Contamination of peanuts with aflatoxin may occur despite the most strenuous efforts directed at prevention. However, a good potential for removing kernels contaminated with aflatoxins exists at the processing level when the peanut is blanched for value addition. On-site studies conducted at Directorate of Groundnut Research (formerly NRC for Groundnut), Junagadh, Gujarat in India, in association with some the peanut processing industries to know effectiveness of sequential sorting on removing aflatoxin contaminated kernels from bulk peanut (Kumar et al, 2010). Farmers’ stock of a Virginia bunch peanut cultivar, GG-20, presumably containing aflatoxins was passed through sequential processes of shelling, sizing and grading (mechanical and camera sorting), roasting, blanching, colour sorting (camera sorting followed by manual sorting) before value addition and packaging.
The results revealed that the sequential sorting process was effective in separating aflatoxin-contaminated kernels from bulk peanut lot (Table 1). The electronic eye sorting in conjunction with manual sorting resulted in reduction of aflatoxin content of bulk lot from approximately 200 ug kg-1 to <30 ug kg-1 in the good grade HPS peanut.
Table 1. Aflatoxin content of different grades of whole peanut isolated by sequential sorting
|Fractions||Percent of sample||Aflatoxin B1 * (µg kg-1)|
|Bulk peanut lot||100||100.0-193.5|
|Rejected by mechanical screening||3.0||2166.0-3457.1|
|Rejected by camera sorter||15.4||40.0-74.1|
|Rejected by manual sorting||0.8||150.1-471.0|
|Good grade HPS lot||80.8||3.3-29.9|
* Range of aflatoxin in 10 samples
Further, the data on aflatoxin content in the different grades of blanched kernels indicated that the highest level of aflatoxin (~ 1000 ug kg-1 ) was in the blanched kernels having large dark brown spots (Table 2). The typical discolouration of aflatoxin-affected kernels was easily discernible after blanching, even by the naked eye, by their typical dark brown spots (Fig.3). Blanched kernel with large dark brown spots had aflatoxin in the range of 879.74-1015.18 μg kg-1 while kernel with small dark brown spots had aflatoxin in the range of 4.97-40.08 ug kg-1 (Table 2). Thus the larger the size of discoloured spots higher was the aflatoxin level.
Table 2. Aflatoxin content in the different grades of sorted blanched peanuts
|Samples||Aflatoxin B1 (ug kg-1)|
|Good grade HPS lot after blanching||1.30-9.94||3.31|
|Blanched kernels without spots||0.00-0.68||0.33|
|Blanched kernel with large dark brown spots||879.74-1015.18||954.17|
|Blanched kernel with small dark brown spots||4.97-40.08||13.04|
|Blanched kernels with burnt spots||0.04-0.33||0.06|
* Range of aflatoxin in 10 samples ** Mean of 10 samples taken from different lots (one sample from each lot)
Fig. 3. Blanched kernels: a. Kernels with burnt spots, b. Kernels affected by aflatoxins showing typical dark brown spots, c. Good grade
When the aflatoxin-affected kernels were split open the white mycelium with greenish sporulation of the A. flavus was visible in most of the kernels, but the same was absent in the kernels that developed burnt spots during roasting (Fig. 4).
Fig. 4. Blanched kernels split open: good (top 2 rows), aflatoxin affected (middle 2 rows), and kernels with burnt spots (bottom 2 rows)
The peanut industries involved in processing and value addition should invariably follow the sequential sorting procedures to ensure supply of aflatoxin free peanut to consumers.
1. Kumar V, Basu MS and Rajendran TP (2008). Mycotoxin research and mycoflora in some commercially important agricultural commodities.
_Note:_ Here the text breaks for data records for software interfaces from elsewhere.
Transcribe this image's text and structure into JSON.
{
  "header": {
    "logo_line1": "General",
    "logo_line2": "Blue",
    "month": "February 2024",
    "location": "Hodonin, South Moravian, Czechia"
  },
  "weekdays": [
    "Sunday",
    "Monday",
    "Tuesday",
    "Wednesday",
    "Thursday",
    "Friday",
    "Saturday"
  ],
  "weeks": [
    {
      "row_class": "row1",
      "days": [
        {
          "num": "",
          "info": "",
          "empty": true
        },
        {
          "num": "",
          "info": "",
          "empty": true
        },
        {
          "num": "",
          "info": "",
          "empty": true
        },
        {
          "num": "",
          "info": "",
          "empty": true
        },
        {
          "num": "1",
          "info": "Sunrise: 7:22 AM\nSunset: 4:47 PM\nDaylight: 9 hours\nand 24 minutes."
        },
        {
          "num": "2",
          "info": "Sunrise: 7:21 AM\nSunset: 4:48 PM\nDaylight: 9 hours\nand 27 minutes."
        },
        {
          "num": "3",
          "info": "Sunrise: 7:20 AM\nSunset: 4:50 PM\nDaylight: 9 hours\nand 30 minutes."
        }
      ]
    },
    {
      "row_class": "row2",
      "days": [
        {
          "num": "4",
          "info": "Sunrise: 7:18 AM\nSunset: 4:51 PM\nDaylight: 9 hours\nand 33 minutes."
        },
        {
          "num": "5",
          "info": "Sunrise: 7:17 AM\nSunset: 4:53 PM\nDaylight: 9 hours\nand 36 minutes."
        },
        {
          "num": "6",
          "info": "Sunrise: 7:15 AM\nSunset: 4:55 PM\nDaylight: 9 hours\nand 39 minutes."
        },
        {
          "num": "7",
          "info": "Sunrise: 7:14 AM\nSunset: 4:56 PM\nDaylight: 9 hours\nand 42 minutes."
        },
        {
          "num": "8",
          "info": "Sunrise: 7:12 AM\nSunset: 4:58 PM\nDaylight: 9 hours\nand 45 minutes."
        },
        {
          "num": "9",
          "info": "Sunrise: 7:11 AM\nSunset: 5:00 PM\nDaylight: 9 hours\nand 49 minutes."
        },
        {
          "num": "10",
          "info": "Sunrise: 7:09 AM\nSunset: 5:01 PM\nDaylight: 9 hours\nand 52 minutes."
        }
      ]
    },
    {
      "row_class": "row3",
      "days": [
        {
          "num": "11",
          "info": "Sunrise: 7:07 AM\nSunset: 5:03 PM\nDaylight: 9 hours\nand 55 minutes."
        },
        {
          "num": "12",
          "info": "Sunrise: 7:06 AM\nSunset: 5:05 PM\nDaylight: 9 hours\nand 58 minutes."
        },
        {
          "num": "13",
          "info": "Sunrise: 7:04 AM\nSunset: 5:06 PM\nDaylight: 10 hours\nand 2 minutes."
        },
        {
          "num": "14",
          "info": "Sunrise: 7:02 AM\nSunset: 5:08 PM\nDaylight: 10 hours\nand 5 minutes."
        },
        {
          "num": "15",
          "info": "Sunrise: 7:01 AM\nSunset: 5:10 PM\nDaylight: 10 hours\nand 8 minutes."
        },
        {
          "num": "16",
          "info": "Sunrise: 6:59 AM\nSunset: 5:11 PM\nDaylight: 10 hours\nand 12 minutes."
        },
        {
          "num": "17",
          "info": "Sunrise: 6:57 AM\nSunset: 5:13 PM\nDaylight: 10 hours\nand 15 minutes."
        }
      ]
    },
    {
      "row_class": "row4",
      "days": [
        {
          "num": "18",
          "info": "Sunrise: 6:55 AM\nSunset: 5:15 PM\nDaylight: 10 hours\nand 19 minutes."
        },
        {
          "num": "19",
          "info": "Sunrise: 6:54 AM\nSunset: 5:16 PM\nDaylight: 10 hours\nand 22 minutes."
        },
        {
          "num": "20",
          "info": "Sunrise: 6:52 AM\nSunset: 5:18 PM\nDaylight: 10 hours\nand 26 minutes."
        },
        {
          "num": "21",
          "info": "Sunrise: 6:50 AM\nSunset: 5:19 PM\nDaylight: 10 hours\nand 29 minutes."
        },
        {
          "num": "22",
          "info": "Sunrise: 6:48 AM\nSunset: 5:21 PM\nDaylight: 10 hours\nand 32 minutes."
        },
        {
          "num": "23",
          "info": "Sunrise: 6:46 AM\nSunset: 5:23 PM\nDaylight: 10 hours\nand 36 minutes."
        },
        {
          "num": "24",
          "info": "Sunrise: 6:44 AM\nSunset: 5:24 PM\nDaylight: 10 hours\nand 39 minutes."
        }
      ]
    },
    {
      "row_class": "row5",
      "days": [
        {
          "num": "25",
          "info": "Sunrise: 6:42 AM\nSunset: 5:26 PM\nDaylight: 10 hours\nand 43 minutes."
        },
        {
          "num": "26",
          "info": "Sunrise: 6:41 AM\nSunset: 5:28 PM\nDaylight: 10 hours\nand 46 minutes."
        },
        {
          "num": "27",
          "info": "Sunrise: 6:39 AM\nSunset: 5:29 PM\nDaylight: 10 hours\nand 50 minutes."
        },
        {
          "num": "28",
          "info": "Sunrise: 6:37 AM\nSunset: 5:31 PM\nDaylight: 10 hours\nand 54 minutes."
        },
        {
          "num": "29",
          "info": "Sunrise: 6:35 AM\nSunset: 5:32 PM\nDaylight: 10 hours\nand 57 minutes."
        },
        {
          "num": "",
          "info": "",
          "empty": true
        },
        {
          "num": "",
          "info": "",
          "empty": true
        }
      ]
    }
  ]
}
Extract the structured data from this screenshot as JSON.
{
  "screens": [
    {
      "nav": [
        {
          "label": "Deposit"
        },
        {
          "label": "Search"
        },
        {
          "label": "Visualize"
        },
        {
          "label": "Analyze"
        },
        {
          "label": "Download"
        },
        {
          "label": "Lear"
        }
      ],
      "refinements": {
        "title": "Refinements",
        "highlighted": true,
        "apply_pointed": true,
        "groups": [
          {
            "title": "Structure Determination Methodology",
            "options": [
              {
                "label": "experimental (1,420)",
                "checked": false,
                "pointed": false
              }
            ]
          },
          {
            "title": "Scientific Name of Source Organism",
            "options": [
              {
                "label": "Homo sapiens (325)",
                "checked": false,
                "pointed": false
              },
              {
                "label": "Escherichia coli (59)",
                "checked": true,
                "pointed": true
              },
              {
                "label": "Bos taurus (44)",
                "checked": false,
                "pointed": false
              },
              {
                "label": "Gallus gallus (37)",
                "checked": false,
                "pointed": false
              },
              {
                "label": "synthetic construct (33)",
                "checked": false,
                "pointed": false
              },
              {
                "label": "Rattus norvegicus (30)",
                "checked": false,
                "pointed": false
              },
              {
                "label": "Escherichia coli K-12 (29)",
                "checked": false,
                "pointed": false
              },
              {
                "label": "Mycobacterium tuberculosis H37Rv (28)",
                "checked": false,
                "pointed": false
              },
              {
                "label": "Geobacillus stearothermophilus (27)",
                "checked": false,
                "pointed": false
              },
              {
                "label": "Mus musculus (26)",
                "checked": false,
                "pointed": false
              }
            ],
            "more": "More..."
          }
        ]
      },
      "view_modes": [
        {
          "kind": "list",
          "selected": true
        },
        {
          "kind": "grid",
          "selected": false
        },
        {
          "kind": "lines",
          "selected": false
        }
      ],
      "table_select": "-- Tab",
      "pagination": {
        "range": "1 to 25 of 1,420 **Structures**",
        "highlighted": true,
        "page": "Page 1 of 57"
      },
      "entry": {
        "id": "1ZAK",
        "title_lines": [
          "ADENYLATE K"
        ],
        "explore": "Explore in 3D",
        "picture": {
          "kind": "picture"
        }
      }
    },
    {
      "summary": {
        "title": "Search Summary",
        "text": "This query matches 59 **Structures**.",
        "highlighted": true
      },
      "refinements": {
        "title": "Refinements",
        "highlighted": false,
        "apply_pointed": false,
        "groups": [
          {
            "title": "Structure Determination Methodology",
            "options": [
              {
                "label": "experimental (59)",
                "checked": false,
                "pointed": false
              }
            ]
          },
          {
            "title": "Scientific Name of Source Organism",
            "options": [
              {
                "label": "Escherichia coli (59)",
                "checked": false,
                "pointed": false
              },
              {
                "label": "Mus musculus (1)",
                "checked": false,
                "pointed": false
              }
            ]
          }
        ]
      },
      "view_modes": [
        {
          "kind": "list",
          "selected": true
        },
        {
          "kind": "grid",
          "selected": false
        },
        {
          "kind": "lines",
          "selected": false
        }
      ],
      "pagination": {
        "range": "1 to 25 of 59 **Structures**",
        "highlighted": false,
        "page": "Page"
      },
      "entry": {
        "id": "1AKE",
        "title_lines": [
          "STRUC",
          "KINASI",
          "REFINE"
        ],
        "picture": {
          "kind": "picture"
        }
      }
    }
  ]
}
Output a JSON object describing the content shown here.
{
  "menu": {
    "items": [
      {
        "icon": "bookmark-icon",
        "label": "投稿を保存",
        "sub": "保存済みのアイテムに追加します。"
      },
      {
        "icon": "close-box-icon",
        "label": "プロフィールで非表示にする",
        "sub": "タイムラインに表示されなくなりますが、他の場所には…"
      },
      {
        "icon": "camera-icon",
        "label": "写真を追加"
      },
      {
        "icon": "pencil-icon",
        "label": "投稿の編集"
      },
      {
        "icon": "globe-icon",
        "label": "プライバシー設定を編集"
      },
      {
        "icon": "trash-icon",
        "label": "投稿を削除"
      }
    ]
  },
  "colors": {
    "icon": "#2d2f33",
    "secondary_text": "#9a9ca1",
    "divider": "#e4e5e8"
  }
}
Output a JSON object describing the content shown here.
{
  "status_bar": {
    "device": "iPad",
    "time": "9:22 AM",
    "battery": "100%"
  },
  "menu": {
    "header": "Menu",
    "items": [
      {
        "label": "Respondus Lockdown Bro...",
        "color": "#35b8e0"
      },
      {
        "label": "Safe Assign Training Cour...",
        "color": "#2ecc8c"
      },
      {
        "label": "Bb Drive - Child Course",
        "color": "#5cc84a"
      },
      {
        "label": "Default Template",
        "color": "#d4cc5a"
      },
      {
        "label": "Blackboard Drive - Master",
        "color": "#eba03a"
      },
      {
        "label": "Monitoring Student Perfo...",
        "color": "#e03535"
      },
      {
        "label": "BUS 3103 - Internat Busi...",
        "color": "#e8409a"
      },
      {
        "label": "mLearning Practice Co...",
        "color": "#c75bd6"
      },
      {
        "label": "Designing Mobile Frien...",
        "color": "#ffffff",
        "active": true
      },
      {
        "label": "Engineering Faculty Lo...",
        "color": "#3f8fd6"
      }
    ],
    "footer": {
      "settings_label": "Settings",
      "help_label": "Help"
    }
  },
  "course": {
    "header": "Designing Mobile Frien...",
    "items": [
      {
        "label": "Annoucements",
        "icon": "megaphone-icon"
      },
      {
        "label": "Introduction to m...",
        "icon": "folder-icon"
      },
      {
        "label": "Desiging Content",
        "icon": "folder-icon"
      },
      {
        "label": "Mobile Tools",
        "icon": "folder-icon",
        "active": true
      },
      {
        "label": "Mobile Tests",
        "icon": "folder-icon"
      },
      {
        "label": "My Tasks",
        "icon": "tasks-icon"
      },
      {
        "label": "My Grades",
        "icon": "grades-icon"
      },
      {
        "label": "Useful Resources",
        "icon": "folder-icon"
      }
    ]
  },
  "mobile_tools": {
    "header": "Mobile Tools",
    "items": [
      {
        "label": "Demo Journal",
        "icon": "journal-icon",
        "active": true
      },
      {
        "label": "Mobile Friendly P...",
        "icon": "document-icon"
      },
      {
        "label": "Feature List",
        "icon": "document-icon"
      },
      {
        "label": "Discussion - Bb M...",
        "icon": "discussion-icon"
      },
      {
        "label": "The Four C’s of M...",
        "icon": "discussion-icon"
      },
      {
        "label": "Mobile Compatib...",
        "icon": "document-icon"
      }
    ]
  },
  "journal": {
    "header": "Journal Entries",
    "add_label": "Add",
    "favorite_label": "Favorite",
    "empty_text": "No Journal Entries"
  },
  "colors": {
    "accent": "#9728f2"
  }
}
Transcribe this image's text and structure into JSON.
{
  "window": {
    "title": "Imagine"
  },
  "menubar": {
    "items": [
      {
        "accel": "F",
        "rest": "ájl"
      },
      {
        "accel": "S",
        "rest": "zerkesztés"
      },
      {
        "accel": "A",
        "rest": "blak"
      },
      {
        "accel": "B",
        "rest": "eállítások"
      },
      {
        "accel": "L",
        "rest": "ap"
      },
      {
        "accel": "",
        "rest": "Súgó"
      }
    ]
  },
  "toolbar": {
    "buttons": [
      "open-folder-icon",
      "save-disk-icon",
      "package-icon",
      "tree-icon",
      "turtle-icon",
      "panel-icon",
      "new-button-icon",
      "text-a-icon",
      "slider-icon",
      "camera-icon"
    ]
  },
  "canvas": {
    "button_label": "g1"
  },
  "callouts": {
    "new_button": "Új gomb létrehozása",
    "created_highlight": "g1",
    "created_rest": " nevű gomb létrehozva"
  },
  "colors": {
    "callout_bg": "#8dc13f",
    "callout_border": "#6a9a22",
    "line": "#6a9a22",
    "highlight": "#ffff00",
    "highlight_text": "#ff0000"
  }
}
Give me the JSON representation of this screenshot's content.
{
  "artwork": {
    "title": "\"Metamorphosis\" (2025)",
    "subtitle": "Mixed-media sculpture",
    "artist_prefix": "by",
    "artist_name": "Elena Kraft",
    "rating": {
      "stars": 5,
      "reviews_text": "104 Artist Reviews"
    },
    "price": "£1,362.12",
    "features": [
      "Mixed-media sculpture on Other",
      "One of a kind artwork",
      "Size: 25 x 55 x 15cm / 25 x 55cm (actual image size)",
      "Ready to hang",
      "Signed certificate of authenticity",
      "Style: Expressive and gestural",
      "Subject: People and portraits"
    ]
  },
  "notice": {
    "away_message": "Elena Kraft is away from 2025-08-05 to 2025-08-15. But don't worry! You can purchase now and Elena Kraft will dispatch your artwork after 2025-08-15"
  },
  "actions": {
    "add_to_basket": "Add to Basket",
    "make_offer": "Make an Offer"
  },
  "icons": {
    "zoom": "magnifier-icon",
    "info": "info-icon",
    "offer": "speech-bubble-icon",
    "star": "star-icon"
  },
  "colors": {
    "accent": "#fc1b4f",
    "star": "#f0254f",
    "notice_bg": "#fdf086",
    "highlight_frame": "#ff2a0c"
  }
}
Crop Protection 27: 891-905.
2. Kumar V, Bagwan NB, Koradia, VG and Padavi, RD (2010). Colour sorting - an effective tool to remove aflatoxin contaminated kernels in groundnut. Indian Phytopathology 63 (4): 449-451.
About Author / Additional Info:
Author is a Senior Scientist (Plant Pathology) working at ICAR-National Research Centre on Litchi, Muzaffarpur, Bihar (India). Currently working on diseases of litchi (Litchi chinensis), and mycorrhizal association in litchi. Formerly, he had worked on groundnut (aflatoxins and disease management) at ICAR- Directorate of Groundnut Research, Junagadh, Gujarat (India).